Dementia Incapacity – Court allows husband to manage wife’s affairs despite domestic violence claim
An aging population has resulted in an increase in age related illnesses such as dementia. You are often faced with the issue of who is best to manage an elderly person’s affairs as a result of that person’s legal incapacity. The issue becomes complicated when the elderly person claims domestic violence and/or financial mismanagement by family members who appear best placed to manage their affairs.
A sad example of such a complicated situation was the recent NSW Supreme Court decision in The Husband v The Public Guardian  NSWSC1720.
The husband asked for judicial review of orders made by the Guardianship Division of the NSW Civil and Administration Tribunal (Tribunal) regarding his wife who was diagnosed with frontal lobe dementia.
On 19 March 2015, the Tribunal appointed the NSW Trustee and Guardian (NSW Trustee) as the wife’s financial manager and the Public Guardian as the wife’s guardian.
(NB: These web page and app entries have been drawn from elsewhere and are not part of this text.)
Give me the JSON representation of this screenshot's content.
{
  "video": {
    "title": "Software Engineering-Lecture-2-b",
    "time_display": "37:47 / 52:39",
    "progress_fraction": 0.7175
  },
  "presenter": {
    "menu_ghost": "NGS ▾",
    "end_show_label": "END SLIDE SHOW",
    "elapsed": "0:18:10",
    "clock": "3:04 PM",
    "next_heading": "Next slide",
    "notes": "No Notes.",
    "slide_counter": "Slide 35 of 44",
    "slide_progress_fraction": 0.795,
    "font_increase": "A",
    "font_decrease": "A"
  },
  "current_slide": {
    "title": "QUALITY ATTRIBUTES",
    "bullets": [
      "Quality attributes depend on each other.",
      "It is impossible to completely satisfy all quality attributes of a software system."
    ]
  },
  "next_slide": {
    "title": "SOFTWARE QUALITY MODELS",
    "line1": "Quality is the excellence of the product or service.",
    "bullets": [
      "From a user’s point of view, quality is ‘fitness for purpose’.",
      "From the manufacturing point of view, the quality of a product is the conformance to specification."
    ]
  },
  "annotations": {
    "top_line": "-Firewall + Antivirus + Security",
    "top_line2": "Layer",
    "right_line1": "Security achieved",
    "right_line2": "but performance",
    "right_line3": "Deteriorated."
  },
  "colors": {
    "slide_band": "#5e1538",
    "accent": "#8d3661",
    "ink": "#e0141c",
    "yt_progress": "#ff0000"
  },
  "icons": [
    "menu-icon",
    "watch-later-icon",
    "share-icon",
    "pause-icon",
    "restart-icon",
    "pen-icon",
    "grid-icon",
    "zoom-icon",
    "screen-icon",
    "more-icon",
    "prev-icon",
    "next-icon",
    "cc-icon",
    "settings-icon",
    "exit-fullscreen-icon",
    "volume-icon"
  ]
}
The initial orders were made after the wife was hospitalised in October 2014 where she advised hospital medical staff that her injuries were a result of her husband’s acts of domestic violence.
On 23 February 2016, the Tribunal dismissed the husband’s application to review and vary the initial financial management and guardianship orders.
The husband appealed to the Court for judicial review of the Tribunal’s decision pursuant to clause 14 of Schedule 6 of the NSW Civil and Administrative Tribunal Act 2013 (the NCAT Act). The NSW Trustee, the Public Guardian and the Tribunal filed submitting appearances and took no active part in the appeal.
The husband’s case was well presented and well argued. The appeal identified a number of alleged errors in the Tribunal’s decision on questions of law in relation to both the financial management and guardianship orders. Careful submissions and a detailed statement from the husband about the history of the relationship and refuting the domestic violence allegations were important factors in the Court making its decision.
The Court decided to deal with the appeal by way of a new hearing for both the financial management orders and the guardianship orders. The statutory basis for that decision was clause 14(3) of Schedule 6 of the NCAT Act.
The Court ordered that the decision under appeal be quashed and another decision be substituted for that decision. The Court also ordered that the husband be appointed financial manager and guardian for the wife in place of the NSW Trustee and Public Guardian.
Court reviews statutory law and appeal process
The judgment of Justice Slattery is very helpful.
It identifies the statutory basis and general principles that apply to financial management orders and guardianship orders. Principles relevant to the wife in this case were her welfare and best interests as well as the importance of preserving family relationships.
The judgment also examines the jurisdiction of the Court to grant administrative law remedies and the operation and basis for rights of appeal under the NCAT Act. It referred to the earlier Court decision in C v W  NSWSC 1774 where the case law was comprehensively reviewed and the structure of the appellate provisions explained.
In this case, good and careful preparation resulted in previous evidence being discredited and the Court favouring the family first (the husband) as financial manager and guardian for the wife. The failure of the NSW Trustee and the Public Guardian to take an active part in the appeal and file submissions assisted the Court to make its decision.
If you are unsure about who best to manage a person’s financial affairs and health and well being, please contact Gerard Basha to discuss.
Author: Gerard Basha